### Stored data entries
++++
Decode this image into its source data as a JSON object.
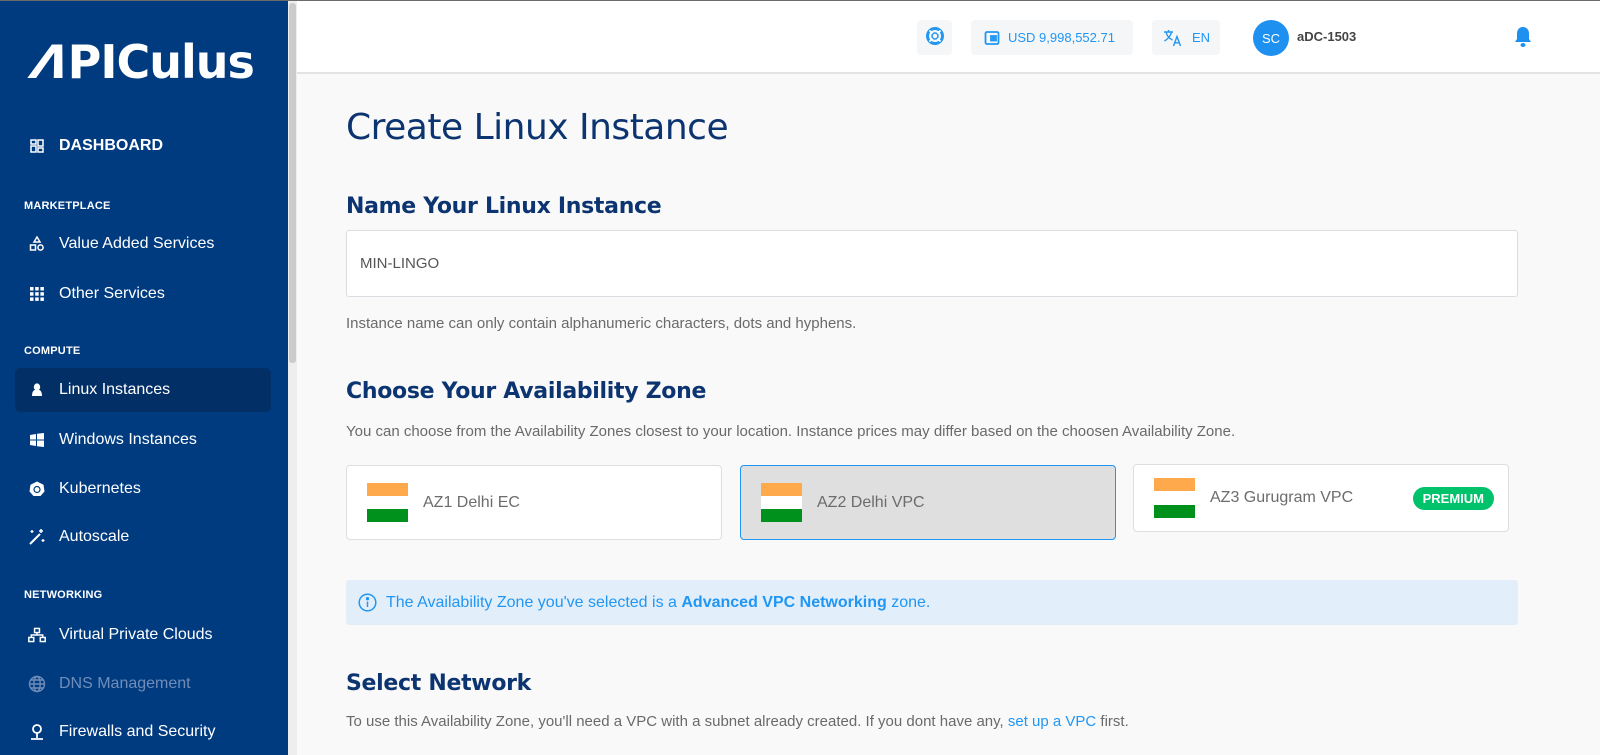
{
  "brand": {
    "logo_text_a": "Λ",
    "logo_text_rest": "PICulus"
  },
  "sidebar": {
    "dashboard": "DASHBOARD",
    "sections": [
      {
        "label": "MARKETPLACE",
        "items": [
          {
            "label": "Value Added Services",
            "icon": "shapes-icon"
          },
          {
            "label": "Other Services",
            "icon": "grid-icon"
          }
        ]
      },
      {
        "label": "COMPUTE",
        "items": [
          {
            "label": "Linux Instances",
            "icon": "linux-icon",
            "active": true
          },
          {
            "label": "Windows Instances",
            "icon": "windows-icon"
          },
          {
            "label": "Kubernetes",
            "icon": "kubernetes-icon"
          },
          {
            "label": "Autoscale",
            "icon": "magic-wand-icon"
          }
        ]
      },
      {
        "label": "NETWORKING",
        "items": [
          {
            "label": "Virtual Private Clouds",
            "icon": "network-icon"
          },
          {
            "label": "DNS Management",
            "icon": "globe-icon",
            "disabled": true
          },
          {
            "label": "Firewalls and Security",
            "icon": "shield-pin-icon"
          }
        ]
      }
    ]
  },
  "header": {
    "balance": "USD 9,998,552.71",
    "language": "EN",
    "avatar_initials": "SC",
    "username": "aDC-1503"
  },
  "main": {
    "page_title": "Create Linux Instance",
    "name_section": {
      "title": "Name Your Linux Instance",
      "value": "MIN-LINGO",
      "help": "Instance name can only contain alphanumeric characters, dots and hyphens."
    },
    "az_section": {
      "title": "Choose Your Availability Zone",
      "help": "You can choose from the Availability Zones closest to your location. Instance prices may differ based on the choosen Availability Zone.",
      "zones": [
        {
          "name": "AZ1 Delhi EC",
          "selected": false
        },
        {
          "name": "AZ2 Delhi VPC",
          "selected": true
        },
        {
          "name": "AZ3 Gurugram VPC",
          "selected": false,
          "badge": "PREMIUM"
        }
      ],
      "info_pre": "The Availability Zone you've selected is a ",
      "info_bold": "Advanced VPC Networking",
      "info_post": " zone."
    },
    "network_section": {
      "title": "Select Network",
      "help_pre": "To use this Availability Zone, you'll need a VPC with a subnet already created. If you dont have any, ",
      "help_link": "set up a VPC",
      "help_post": " first."
    }
  },
  "colors": {
    "sidebar": "#003b80",
    "accent": "#2196f3",
    "premium": "#00c26b",
    "title": "#0c3470"
  }
}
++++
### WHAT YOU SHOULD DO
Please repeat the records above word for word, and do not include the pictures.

### ANSWER TO THIS EXERCISE
Decode this image into its source data as a JSON object.
{
  "brand": {
    "logo_text_a": "Λ",
    "logo_text_rest": "PICulus"
  },
  "sidebar": {
    "dashboard": "DASHBOARD",
    "sections": [
      {
        "label": "MARKETPLACE",
        "items": [
          {
            "label": "Value Added Services",
            "icon": "shapes-icon"
          },
          {
            "label": "Other Services",
            "icon": "grid-icon"
          }
        ]
      },
      {
        "label": "COMPUTE",
        "items": [
          {
            "label": "Linux Instances",
            "icon": "linux-icon",
            "active": true
          },
          {
            "label": "Windows Instances",
            "icon": "windows-icon"
          },
          {
            "label": "Kubernetes",
            "icon": "kubernetes-icon"
          },
          {
            "label": "Autoscale",
            "icon": "magic-wand-icon"
          }
        ]
      },
      {
        "label": "NETWORKING",
        "items": [
          {
            "label": "Virtual Private Clouds",
            "icon": "network-icon"
          },
          {
            "label": "DNS Management",
            "icon": "globe-icon",
            "disabled": true
          },
          {
            "label": "Firewalls and Security",
            "icon": "shield-pin-icon"
          }
        ]
      }
    ]
  },
  "header": {
    "balance": "USD 9,998,552.71",
    "language": "EN",
    "avatar_initials": "SC",
    "username": "aDC-1503"
  },
  "main": {
    "page_title": "Create Linux Instance",
    "name_section": {
      "title": "Name Your Linux Instance",
      "value": "MIN-LINGO",
      "help": "Instance name can only contain alphanumeric characters, dots and hyphens."
    },
    "az_section": {
      "title": "Choose Your Availability Zone",
      "help": "You can choose from the Availability Zones closest to your location. Instance prices may differ based on the choosen Availability Zone.",
      "zones": [
        {
          "name": "AZ1 Delhi EC",
          "selected": false
        },
        {
          "name": "AZ2 Delhi VPC",
          "selected": true
        },
        {
          "name": "AZ3 Gurugram VPC",
          "selected": false,
          "badge": "PREMIUM"
        }
      ],
      "info_pre": "The Availability Zone you've selected is a ",
      "info_bold": "Advanced VPC Networking",
      "info_post": " zone."
    },
    "network_section": {
      "title": "Select Network",
      "help_pre": "To use this Availability Zone, you'll need a VPC with a subnet already created. If you dont have any, ",
      "help_link": "set up a VPC",
      "help_post": " first."
    }
  },
  "colors": {
    "sidebar": "#003b80",
    "accent": "#2196f3",
    "premium": "#00c26b",
    "title": "#0c3470"
  }
}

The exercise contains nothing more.